One distinct feature of Hardy's style is his use of allusions-- classical, literary, and biblical. Throughout this novel, there are many Biblical allusions. The name of Bathsheba is an obvious example. David, the well-known shepherd from the Old Testament, falls in love with a woman named Bathsheba, who is already married to one of David's high-ranking soldiers. David sends her husband into a battle that he knows will kill him; after the battle, David marries Bathsheba. In another Biblical allusion, Boldwood's first glimpse of the breathtaking beauty of Bathsheba is compared to Adam's first view of Eve. Classical allusions also abound in the book. Bathsheba is compared to Venus and there are mentions of Jove and Cyclops. Finally, there are literary allusions. For example, Gabriel's first view of Bathsheba is compared to Satan's first view of Paradise in Milton's epic Paradise Lost.
HARDY'S USE OF FATE

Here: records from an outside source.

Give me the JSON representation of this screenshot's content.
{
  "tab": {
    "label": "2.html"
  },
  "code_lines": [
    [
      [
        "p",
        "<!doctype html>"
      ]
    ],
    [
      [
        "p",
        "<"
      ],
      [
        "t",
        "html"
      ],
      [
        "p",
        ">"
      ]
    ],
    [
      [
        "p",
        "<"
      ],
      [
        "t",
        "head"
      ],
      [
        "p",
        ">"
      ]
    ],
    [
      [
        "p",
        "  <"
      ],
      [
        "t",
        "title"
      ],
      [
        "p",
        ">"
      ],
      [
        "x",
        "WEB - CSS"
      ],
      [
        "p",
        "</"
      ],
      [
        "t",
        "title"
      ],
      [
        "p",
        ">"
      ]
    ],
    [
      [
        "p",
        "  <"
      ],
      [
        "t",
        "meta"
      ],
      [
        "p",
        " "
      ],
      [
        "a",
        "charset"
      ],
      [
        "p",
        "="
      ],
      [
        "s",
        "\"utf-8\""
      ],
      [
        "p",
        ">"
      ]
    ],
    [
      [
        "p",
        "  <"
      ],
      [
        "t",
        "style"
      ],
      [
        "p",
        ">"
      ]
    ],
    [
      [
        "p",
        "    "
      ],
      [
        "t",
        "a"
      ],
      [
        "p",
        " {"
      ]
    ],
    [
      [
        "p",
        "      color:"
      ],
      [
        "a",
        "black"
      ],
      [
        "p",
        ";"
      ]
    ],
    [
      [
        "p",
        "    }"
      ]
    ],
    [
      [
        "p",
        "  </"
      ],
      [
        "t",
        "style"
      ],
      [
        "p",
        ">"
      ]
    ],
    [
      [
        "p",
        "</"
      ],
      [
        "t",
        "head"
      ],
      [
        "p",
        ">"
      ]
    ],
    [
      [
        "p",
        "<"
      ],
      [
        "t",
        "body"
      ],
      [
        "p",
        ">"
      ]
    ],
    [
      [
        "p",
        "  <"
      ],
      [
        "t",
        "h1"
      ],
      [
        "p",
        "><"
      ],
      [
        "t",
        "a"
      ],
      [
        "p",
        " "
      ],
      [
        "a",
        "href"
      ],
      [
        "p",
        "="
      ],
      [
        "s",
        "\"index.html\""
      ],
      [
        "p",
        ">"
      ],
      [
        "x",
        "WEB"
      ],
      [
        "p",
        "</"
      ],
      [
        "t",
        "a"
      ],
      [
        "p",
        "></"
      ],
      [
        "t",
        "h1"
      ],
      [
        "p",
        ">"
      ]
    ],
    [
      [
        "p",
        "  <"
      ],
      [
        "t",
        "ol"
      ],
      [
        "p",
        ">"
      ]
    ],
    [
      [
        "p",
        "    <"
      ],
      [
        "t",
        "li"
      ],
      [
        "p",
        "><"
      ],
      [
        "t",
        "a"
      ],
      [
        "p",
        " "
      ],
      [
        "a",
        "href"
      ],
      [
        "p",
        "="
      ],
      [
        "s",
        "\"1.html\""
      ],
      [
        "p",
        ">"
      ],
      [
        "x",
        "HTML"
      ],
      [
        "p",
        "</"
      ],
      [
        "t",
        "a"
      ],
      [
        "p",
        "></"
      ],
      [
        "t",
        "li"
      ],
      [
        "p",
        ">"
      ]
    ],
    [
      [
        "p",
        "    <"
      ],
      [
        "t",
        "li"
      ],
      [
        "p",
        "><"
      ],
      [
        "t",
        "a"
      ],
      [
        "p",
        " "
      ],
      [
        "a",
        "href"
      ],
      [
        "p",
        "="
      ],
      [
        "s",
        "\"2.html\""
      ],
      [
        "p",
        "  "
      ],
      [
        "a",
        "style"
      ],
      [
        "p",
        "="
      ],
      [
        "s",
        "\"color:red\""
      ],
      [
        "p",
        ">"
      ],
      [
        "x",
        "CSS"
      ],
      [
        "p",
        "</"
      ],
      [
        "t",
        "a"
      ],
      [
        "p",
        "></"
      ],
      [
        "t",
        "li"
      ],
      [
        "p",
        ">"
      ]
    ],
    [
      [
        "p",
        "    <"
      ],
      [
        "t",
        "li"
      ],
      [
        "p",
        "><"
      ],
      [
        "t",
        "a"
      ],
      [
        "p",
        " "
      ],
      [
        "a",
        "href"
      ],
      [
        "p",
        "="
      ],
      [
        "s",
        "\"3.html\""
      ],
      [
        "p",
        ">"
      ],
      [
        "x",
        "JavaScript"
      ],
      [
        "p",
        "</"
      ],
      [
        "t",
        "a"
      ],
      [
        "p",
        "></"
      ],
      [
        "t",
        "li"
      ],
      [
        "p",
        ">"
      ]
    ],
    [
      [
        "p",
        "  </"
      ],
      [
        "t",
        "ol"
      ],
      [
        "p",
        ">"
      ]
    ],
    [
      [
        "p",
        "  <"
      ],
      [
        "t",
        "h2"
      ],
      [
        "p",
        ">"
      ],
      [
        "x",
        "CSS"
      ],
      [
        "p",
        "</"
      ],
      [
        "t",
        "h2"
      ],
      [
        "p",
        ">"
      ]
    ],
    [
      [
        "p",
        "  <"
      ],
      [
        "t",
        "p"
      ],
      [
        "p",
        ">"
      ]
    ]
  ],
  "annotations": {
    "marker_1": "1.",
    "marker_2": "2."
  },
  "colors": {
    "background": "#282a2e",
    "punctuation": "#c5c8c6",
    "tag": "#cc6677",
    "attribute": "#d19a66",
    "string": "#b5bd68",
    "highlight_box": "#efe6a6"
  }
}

Hardy's view of life is essentially tragic, caused by the hand of Fate (or chance) in human affairs. Sometimes, fate operates through natural occurrences. In Far from the Madding Crowd, Gabriel must work feverishly to protect Bathsheba's harvest from a terrible storm. Although Gabriel succeeds in overcoming the fate of the storm, Boldwood is not so lucky and loses all his crops. Gabriel Oak also loses his fortunes through an occurrence of natural fate; his sheep fall off a cliff to their deaths, and Gabriel must sell out to repay his debts.